** Opening RECORDS PROVIDED block **

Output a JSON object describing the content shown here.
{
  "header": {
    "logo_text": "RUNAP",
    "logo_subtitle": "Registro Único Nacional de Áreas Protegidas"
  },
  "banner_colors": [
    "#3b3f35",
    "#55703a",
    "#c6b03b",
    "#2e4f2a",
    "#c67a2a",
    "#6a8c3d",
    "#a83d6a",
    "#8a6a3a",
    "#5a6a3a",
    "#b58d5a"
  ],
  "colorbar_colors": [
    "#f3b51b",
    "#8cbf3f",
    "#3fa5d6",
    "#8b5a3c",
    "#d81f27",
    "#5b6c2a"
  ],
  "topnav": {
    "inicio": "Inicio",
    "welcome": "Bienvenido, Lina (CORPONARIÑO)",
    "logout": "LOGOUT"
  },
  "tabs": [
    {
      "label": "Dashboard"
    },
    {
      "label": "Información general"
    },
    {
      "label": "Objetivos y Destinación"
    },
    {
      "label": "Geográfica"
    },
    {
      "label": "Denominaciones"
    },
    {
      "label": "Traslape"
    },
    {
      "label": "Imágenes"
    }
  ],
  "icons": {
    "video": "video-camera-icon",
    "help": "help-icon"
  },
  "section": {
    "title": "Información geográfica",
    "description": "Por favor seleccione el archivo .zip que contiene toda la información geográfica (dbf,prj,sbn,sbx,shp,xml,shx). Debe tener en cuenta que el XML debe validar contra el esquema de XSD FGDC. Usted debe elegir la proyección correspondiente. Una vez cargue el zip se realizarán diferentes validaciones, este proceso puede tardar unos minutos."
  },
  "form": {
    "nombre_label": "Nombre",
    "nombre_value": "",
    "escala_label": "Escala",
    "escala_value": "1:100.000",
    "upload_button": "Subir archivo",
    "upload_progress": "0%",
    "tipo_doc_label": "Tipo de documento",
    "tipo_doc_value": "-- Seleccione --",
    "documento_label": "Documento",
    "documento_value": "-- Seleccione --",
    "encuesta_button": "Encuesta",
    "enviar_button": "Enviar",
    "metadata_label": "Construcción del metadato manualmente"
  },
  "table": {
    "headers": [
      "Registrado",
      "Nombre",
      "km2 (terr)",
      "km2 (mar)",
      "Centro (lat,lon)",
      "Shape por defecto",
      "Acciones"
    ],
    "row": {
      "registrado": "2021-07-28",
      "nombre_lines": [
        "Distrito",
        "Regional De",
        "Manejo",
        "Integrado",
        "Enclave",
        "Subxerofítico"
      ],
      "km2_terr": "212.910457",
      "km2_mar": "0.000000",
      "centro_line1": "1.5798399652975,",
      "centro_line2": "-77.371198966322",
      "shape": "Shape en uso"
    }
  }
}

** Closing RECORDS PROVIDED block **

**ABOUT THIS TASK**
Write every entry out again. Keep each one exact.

**EXERCISE OUTPUT**
Output a JSON object describing the content shown here.
{
  "header": {
    "logo_text": "RUNAP",
    "logo_subtitle": "Registro Único Nacional de Áreas Protegidas"
  },
  "banner_colors": [
    "#3b3f35",
    "#55703a",
    "#c6b03b",
    "#2e4f2a",
    "#c67a2a",
    "#6a8c3d",
    "#a83d6a",
    "#8a6a3a",
    "#5a6a3a",
    "#b58d5a"
  ],
  "colorbar_colors": [
    "#f3b51b",
    "#8cbf3f",
    "#3fa5d6",
    "#8b5a3c",
    "#d81f27",
    "#5b6c2a"
  ],
  "topnav": {
    "inicio": "Inicio",
    "welcome": "Bienvenido, Lina (CORPONARIÑO)",
    "logout": "LOGOUT"
  },
  "tabs": [
    {
      "label": "Dashboard"
    },
    {
      "label": "Información general"
    },
    {
      "label": "Objetivos y Destinación"
    },
    {
      "label": "Geográfica"
    },
    {
      "label": "Denominaciones"
    },
    {
      "label": "Traslape"
    },
    {
      "label": "Imágenes"
    }
  ],
  "icons": {
    "video": "video-camera-icon",
    "help": "help-icon"
  },
  "section": {
    "title": "Información geográfica",
    "description": "Por favor seleccione el archivo .zip que contiene toda la información geográfica (dbf,prj,sbn,sbx,shp,xml,shx). Debe tener en cuenta que el XML debe validar contra el esquema de XSD FGDC. Usted debe elegir la proyección correspondiente. Una vez cargue el zip se realizarán diferentes validaciones, este proceso puede tardar unos minutos."
  },
  "form": {
    "nombre_label": "Nombre",
    "nombre_value": "",
    "escala_label": "Escala",
    "escala_value": "1:100.000",
    "upload_button": "Subir archivo",
    "upload_progress": "0%",
    "tipo_doc_label": "Tipo de documento",
    "tipo_doc_value": "-- Seleccione --",
    "documento_label": "Documento",
    "documento_value": "-- Seleccione --",
    "encuesta_button": "Encuesta",
    "enviar_button": "Enviar",
    "metadata_label": "Construcción del metadato manualmente"
  },
  "table": {
    "headers": [
      "Registrado",
      "Nombre",
      "km2 (terr)",
      "km2 (mar)",
      "Centro (lat,lon)",
      "Shape por defecto",
      "Acciones"
    ],
    "row": {
      "registrado": "2021-07-28",
      "nombre_lines": [
        "Distrito",
        "Regional De",
        "Manejo",
        "Integrado",
        "Enclave",
        "Subxerofítico"
      ],
      "km2_terr": "212.910457",
      "km2_mar": "0.000000",
      "centro_line1": "1.5798399652975,",
      "centro_line2": "-77.371198966322",
      "shape": "Shape en uso"
    }
  }
}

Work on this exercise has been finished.